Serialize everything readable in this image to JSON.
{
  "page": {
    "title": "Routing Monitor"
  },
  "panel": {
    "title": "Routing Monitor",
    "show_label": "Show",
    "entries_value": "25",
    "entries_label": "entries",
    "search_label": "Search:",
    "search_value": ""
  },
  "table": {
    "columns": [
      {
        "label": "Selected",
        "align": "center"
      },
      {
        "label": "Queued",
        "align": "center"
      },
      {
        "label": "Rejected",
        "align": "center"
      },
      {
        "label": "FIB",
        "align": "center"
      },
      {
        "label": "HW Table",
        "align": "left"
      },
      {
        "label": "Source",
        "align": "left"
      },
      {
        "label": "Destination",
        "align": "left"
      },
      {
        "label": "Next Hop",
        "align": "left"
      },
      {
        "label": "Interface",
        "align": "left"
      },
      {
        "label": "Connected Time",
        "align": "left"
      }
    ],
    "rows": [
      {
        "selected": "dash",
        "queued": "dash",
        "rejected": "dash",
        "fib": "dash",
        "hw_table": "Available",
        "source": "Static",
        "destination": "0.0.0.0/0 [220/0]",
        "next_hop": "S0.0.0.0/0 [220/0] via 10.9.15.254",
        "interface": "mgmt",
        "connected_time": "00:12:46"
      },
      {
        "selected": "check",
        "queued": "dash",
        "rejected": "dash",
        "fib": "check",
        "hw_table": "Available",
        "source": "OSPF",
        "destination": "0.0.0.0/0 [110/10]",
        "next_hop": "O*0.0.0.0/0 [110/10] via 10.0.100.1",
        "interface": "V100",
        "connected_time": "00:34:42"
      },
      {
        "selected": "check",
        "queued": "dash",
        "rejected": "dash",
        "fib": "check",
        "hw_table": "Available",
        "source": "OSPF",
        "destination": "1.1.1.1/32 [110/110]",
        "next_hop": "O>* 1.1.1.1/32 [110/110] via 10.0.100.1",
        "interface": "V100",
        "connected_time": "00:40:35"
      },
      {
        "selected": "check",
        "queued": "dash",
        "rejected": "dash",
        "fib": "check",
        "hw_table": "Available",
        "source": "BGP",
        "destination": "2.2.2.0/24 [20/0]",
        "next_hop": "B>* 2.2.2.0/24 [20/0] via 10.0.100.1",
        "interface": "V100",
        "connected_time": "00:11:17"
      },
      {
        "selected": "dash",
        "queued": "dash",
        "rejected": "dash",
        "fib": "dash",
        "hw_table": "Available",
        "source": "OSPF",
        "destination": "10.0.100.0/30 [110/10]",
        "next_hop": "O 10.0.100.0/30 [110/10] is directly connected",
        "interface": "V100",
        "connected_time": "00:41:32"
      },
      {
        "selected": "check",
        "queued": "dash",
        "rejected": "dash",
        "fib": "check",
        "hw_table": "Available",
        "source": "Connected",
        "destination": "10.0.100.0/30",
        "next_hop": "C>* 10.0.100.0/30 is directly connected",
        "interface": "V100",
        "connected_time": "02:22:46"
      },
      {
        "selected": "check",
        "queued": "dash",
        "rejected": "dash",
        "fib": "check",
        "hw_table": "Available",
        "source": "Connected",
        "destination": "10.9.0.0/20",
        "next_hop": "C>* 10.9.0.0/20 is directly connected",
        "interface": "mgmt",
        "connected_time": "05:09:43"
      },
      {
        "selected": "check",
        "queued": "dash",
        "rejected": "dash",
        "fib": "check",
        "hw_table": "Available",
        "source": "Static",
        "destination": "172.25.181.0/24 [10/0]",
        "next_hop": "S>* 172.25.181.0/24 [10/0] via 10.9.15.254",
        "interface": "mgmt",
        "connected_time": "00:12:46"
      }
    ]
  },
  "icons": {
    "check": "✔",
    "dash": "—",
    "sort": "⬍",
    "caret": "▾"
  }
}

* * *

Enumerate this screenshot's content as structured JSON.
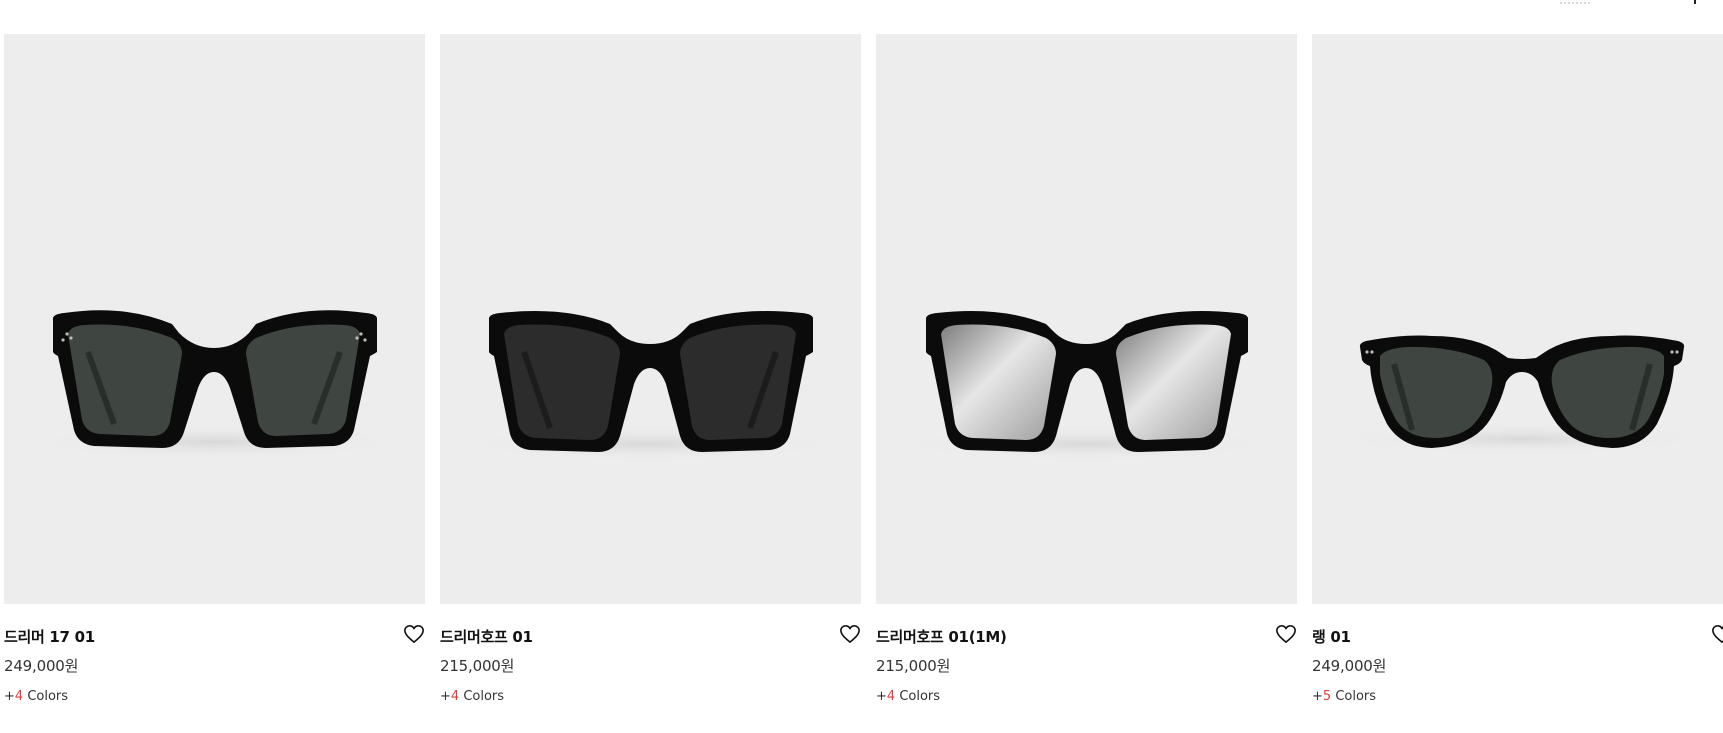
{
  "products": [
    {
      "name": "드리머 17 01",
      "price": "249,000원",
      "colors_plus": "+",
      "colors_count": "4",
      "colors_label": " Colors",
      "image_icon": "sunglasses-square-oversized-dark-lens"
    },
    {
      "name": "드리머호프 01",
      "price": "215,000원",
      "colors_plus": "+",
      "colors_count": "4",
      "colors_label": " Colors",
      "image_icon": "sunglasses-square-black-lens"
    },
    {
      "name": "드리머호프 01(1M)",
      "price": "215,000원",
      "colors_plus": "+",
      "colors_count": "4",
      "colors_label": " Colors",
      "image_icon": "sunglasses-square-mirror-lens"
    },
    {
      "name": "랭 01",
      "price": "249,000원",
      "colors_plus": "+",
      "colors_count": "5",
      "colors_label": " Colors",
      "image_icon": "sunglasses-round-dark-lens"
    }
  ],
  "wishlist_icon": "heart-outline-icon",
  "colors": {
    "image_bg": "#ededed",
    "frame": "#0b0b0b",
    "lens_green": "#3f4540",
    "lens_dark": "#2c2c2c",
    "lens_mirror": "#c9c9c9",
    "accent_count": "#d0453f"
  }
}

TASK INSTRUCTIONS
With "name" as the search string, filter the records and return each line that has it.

RESULT BELOW
      "name": "드리머 17 01",
      "name": "드리머호프 01",
      "name": "드리머호프 01(1M)",
      "name": "랭 01",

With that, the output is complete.